“Once you have been to the white unknown you can never escape the call of the little voices.”
These were the words Frank Wild, a Skelton-born sailor, wrote in his memoirs, years after his last visit to the Antarctic in 1922. Frank Wild was one of Tees Valley’s bravest adventurers, and was best known as the right-hand man and best friend of famous explorer Ernest Shackleton. He is the only man to have spent six winters in Antarctica and only one of two men to have ever been awarded four clasps to his Polar Medal.
An earlier version of the Polar Medal that Wild would have received.
Tees Valley’s Bravest Adventurer
Born in Skelton in 1873, his Antarctic career began when Robert Falcon Scott hired him to work on the Discovery expedition in 1901. This was Wild’s first adventure to the cold and harsh landscape of the Antarctic – a place that he longed to return to for the rest of his life. It was on the Discovery expedition that Wild met Ernest Shackleton, and the two struck up a friendship. Wild and Shackleton made an excellent team, and Wild accompanied him on three more Antarctic expeditions between 1908 and 1922.
A portrait of adventurer Frank Wild.
It was said that, stood shoulder to shoulder, there was nothing that Antarctic could throw at them that they could not overcome.
Surviving Elephant Island
Wild’s most famous expedition was the Imperial Trans-Antarctic Expedition, from 1914 to 1916. After over a year of being trapped in the pack ice, Wild and Shackleton watched as their ship, the Endurance, was slowly crushed by the ice. The entire crew was stranded, and there were no plans in place for anyone to rescue them. With no way out of the Antarctic, Wild stayed with his crew of twenty-one men on Elephant Island as Shackleton and six other men rowed 800 miles to South Georgia to summon help. Wild bravely kept the men alive and healthy by bringing in a diet of seal and penguin for the four months they were stranded. He kept them busy, distracting them from the cold and empty land around them. When Shackleton returned on 30th August 1916, all of the men were still alive, and they credited this to Wild.

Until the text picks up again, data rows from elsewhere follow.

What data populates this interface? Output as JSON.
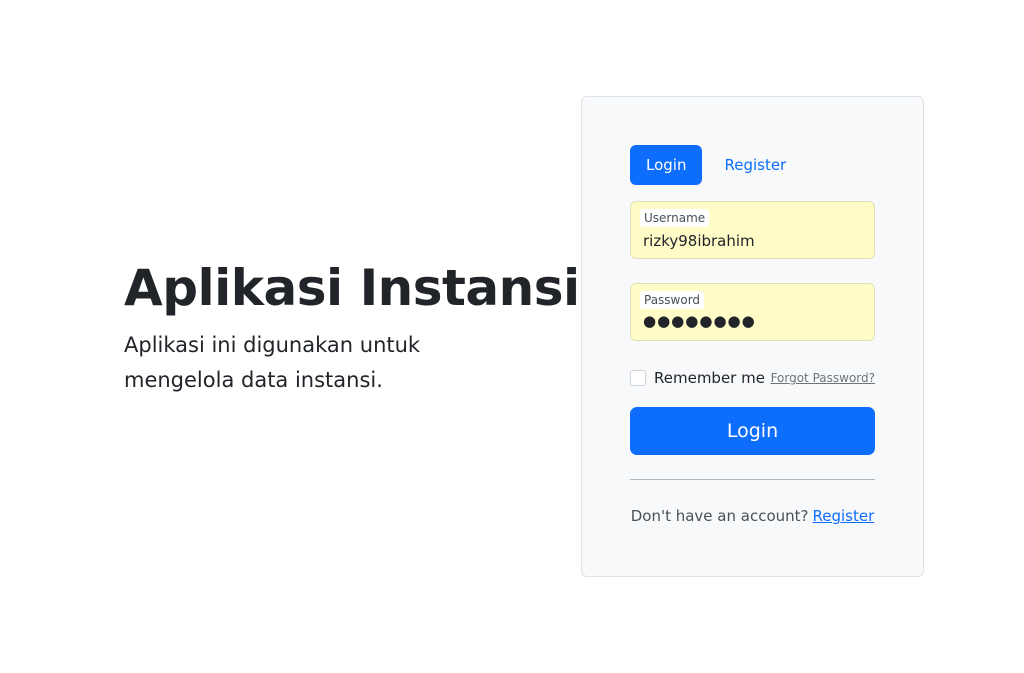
{
  "hero": {
    "title": "Aplikasi Instansi",
    "description": "Aplikasi ini digunakan untuk mengelola data instansi."
  },
  "tabs": [
    {
      "label": "Login",
      "active": true
    },
    {
      "label": "Register",
      "active": false
    }
  ],
  "form": {
    "username_label": "Username",
    "username_value": "rizky98ibrahim",
    "password_label": "Password",
    "password_value": "●●●●●●●●",
    "remember_label": "Remember me",
    "remember_checked": false,
    "forgot_label": "Forgot Password?",
    "submit_label": "Login"
  },
  "footer": {
    "prompt": "Don't have an account?",
    "register_link": "Register"
  },
  "colors": {
    "primary": "#0d6efd",
    "autofill": "#fffcc8",
    "card_bg": "#f8f9fa"
  }
}
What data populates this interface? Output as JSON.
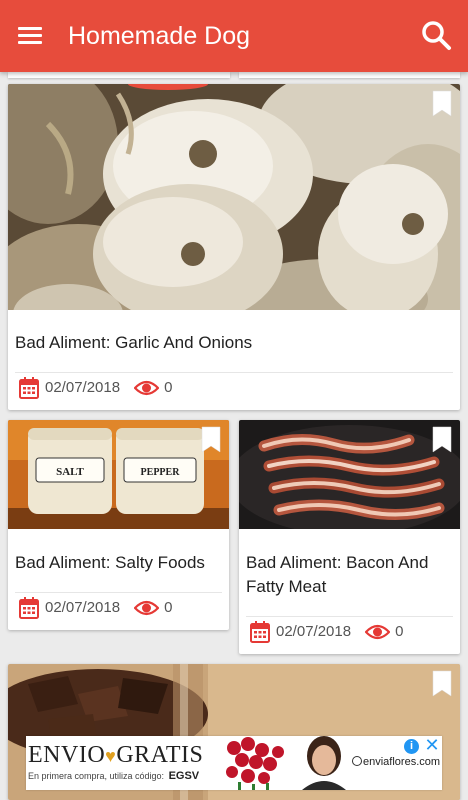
{
  "app": {
    "title": "Homemade Dog"
  },
  "icons": {
    "menu": "menu-icon",
    "search": "search-icon",
    "bookmark": "bookmark-icon",
    "calendar": "calendar-icon",
    "views": "eye-icon"
  },
  "colors": {
    "primary": "#e74c3c",
    "accent_red": "#e53935",
    "background": "#ebebeb"
  },
  "cards": [
    {
      "title": "Bad Aliment: Garlic And Onions",
      "date": "02/07/2018",
      "views": "0"
    },
    {
      "title": "Bad Aliment: Salty Foods",
      "date": "02/07/2018",
      "views": "0"
    },
    {
      "title": "Bad Aliment: Bacon And Fatty Meat",
      "date": "02/07/2018",
      "views": "0"
    }
  ],
  "images": {
    "salt_jar_label": "SALT",
    "pepper_jar_label": "PEPPER"
  },
  "ad": {
    "headline_left": "ENVIO",
    "headline_right": "GRATIS",
    "subtext": "En primera compra, utiliza código:",
    "code": "EGSV",
    "brand": "enviaflores.com",
    "info_label": "i",
    "close_label": "✕"
  }
}
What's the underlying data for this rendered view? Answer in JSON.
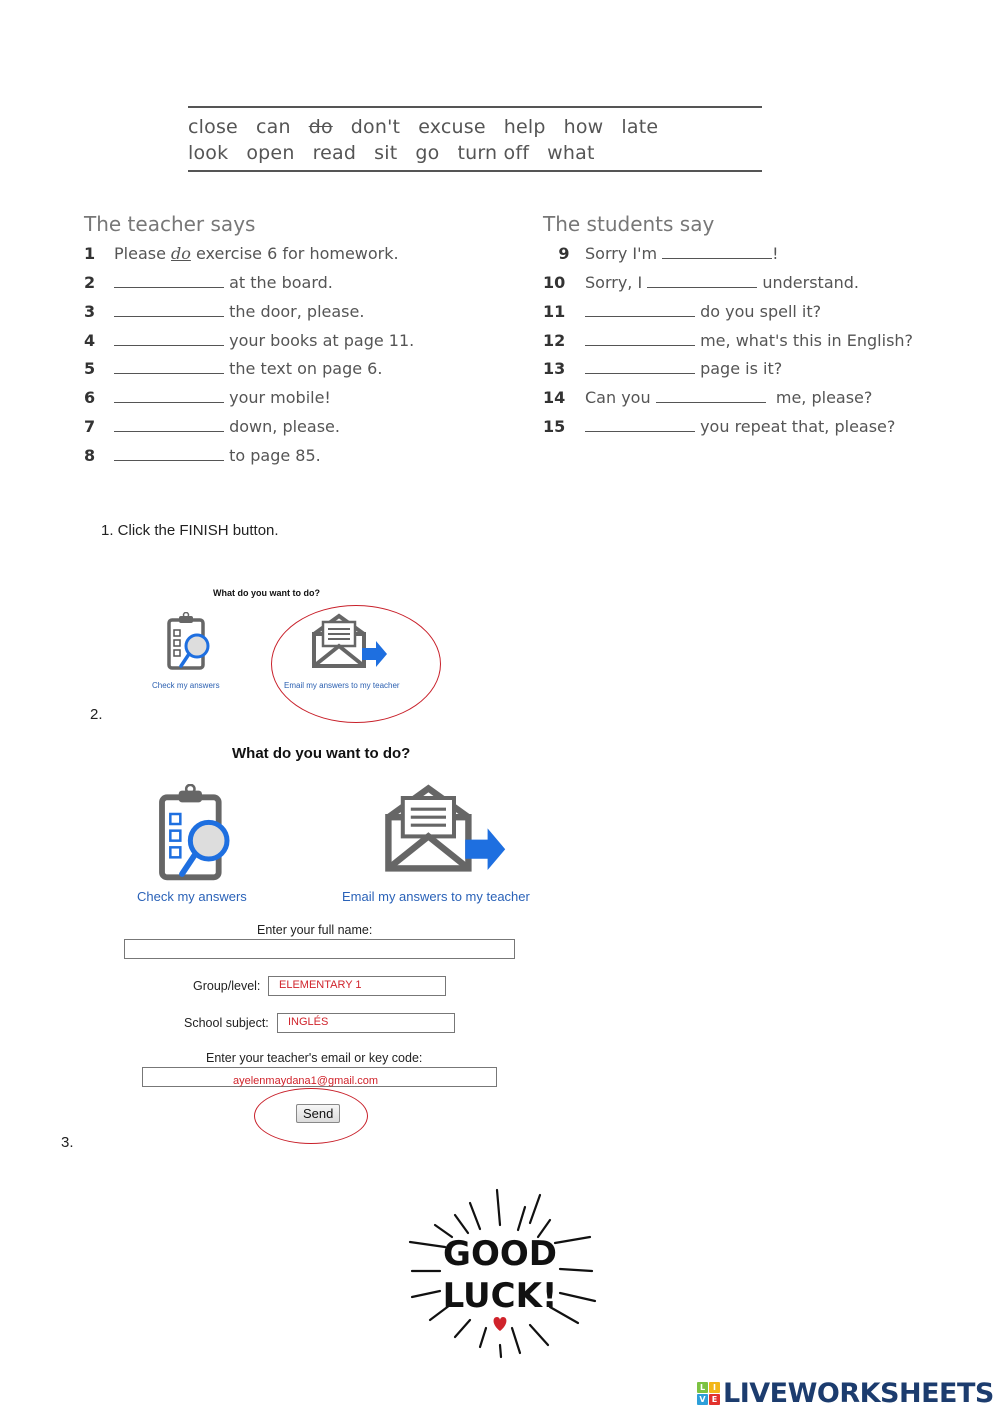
{
  "word_box": {
    "row1": [
      "close",
      "can",
      "do",
      "don't",
      "excuse",
      "help",
      "how",
      "late"
    ],
    "row2": [
      "look",
      "open",
      "read",
      "sit",
      "go",
      "turn off",
      "what"
    ],
    "struck_word": "do"
  },
  "teacher": {
    "title": "The teacher says",
    "items": [
      {
        "num": "1",
        "before": "Please ",
        "example": "do",
        "after": " exercise 6 for homework."
      },
      {
        "num": "2",
        "before": "",
        "after": "at the board."
      },
      {
        "num": "3",
        "before": "",
        "after": "the door, please."
      },
      {
        "num": "4",
        "before": "",
        "after": "your books at page 11."
      },
      {
        "num": "5",
        "before": "",
        "after": "the text on page 6."
      },
      {
        "num": "6",
        "before": "",
        "after": "your mobile!"
      },
      {
        "num": "7",
        "before": "",
        "after": "down, please."
      },
      {
        "num": "8",
        "before": "",
        "after": "to page 85."
      }
    ]
  },
  "students": {
    "title": "The students say",
    "items": [
      {
        "num": "9",
        "before": "Sorry I'm ",
        "after": "!"
      },
      {
        "num": "10",
        "before": "Sorry, I ",
        "after": " understand."
      },
      {
        "num": "11",
        "before": "",
        "after": " do you spell it?"
      },
      {
        "num": "12",
        "before": "",
        "after": " me, what's this in English?"
      },
      {
        "num": "13",
        "before": "",
        "after": " page is it?"
      },
      {
        "num": "14",
        "before": "Can you ",
        "after": "  me, please?"
      },
      {
        "num": "15",
        "before": "",
        "after": " you repeat that, please?"
      }
    ]
  },
  "instructions": {
    "step1": "1. Click the FINISH button.",
    "step2": "2.",
    "step3": "3."
  },
  "finish_small": {
    "title": "What do you want to do?",
    "check_label": "Check my answers",
    "email_label": "Email my answers to my teacher"
  },
  "finish_large": {
    "title": "What do you want to do?",
    "check_label": "Check my answers",
    "email_label": "Email my answers to my teacher",
    "form": {
      "name_label": "Enter your full name:",
      "name_value": "",
      "group_label": "Group/level:",
      "group_value": "ELEMENTARY 1",
      "subject_label": "School subject:",
      "subject_value": "INGLÉS",
      "email_label": "Enter your teacher's email or key code:",
      "email_value": "ayelenmaydana1@gmail.com",
      "send_label": "Send"
    }
  },
  "good_luck": {
    "line1": "GOOD",
    "line2": "LUCK!"
  },
  "brand": {
    "name": "LIVEWORKSHEETS",
    "blocks": [
      "L",
      "I",
      "V",
      "E"
    ],
    "colors": {
      "accent_red": "#c8202a",
      "link_blue": "#2a62b8",
      "brand_navy": "#1c3c6e"
    }
  }
}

Endurance ship trapped in ice in Antarctica.
He died in South Africa in 1939, having never lost his urge to return to the Antarctic. His remains are buried next to Shackleton’s on South Georgia Island, off the coast of Antarctica.
Discover more about Frank Wild with Henrietta Hammant

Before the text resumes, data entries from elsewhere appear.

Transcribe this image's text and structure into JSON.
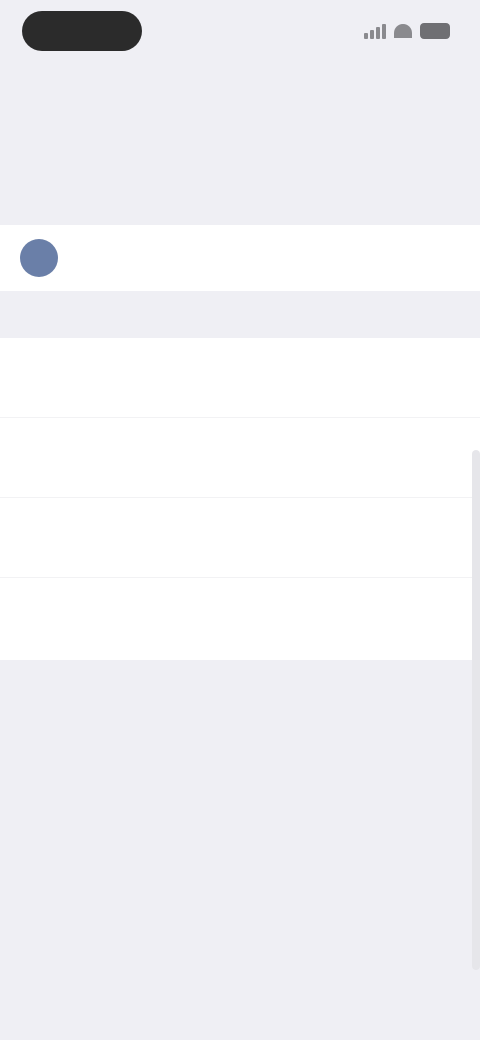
{
  "nav": {
    "title": ""
  },
  "section": {
    "header": ""
  },
  "account": {
    "name": ""
  },
  "settings": {
    "items": [
      {
        "label": ""
      },
      {
        "label": ""
      },
      {
        "label": ""
      },
      {
        "label": ""
      }
    ]
  },
  "footer": {
    "logo_mark": "",
    "logo_word": "",
    "version": "",
    "links": [
      {
        "label": ""
      },
      {
        "label": ""
      },
      {
        "label": ""
      }
    ]
  },
  "colors": {
    "background": "#efeff4",
    "card": "#ffffff",
    "link": "#4a6bd6",
    "avatar": "#6a7fa8"
  },
  "icons": {
    "avatar": "user-avatar-icon",
    "signal": "signal-icon",
    "wifi": "wifi-icon",
    "battery": "battery-icon"
  }
}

Join Henrietta Hammant from the Scott Polar Research Institute, at Preston Park Museum on Thursday 23 January as she talks more about the challenges the Antarctic presented for explorers at the turn of the century; Ernest and Frank’s incredible stories of survival; and why did Frank keep going back?

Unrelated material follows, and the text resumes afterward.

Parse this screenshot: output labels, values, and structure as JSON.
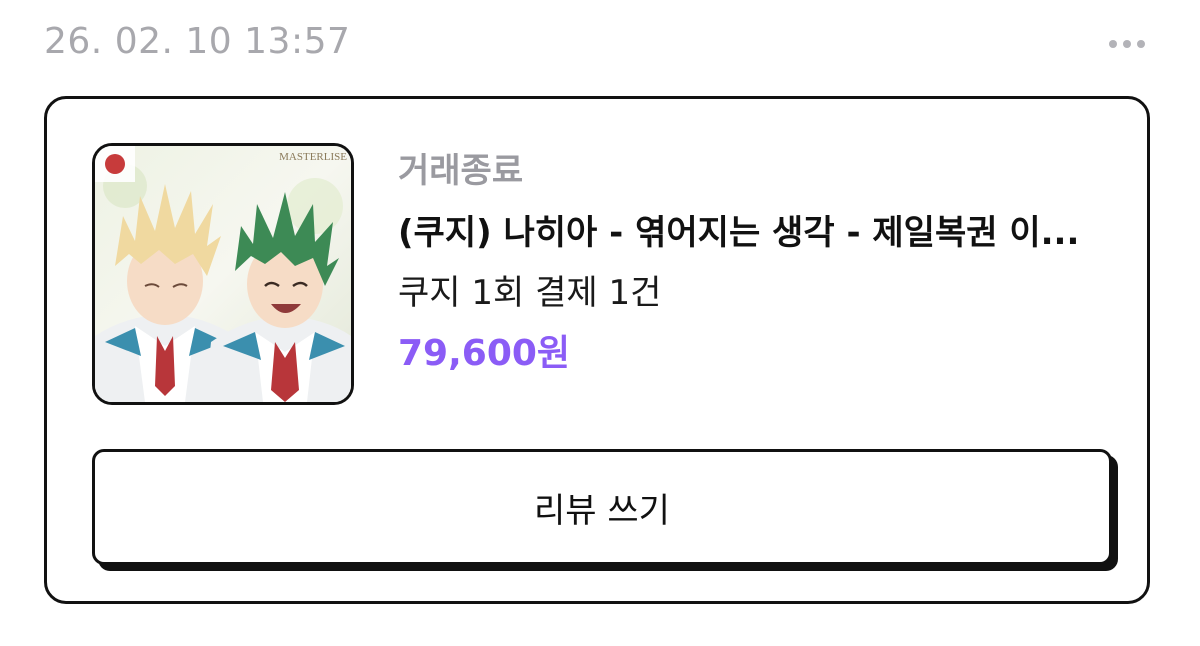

Tickets are £7 per person and must be pre-booked. Find out more information and book your place here.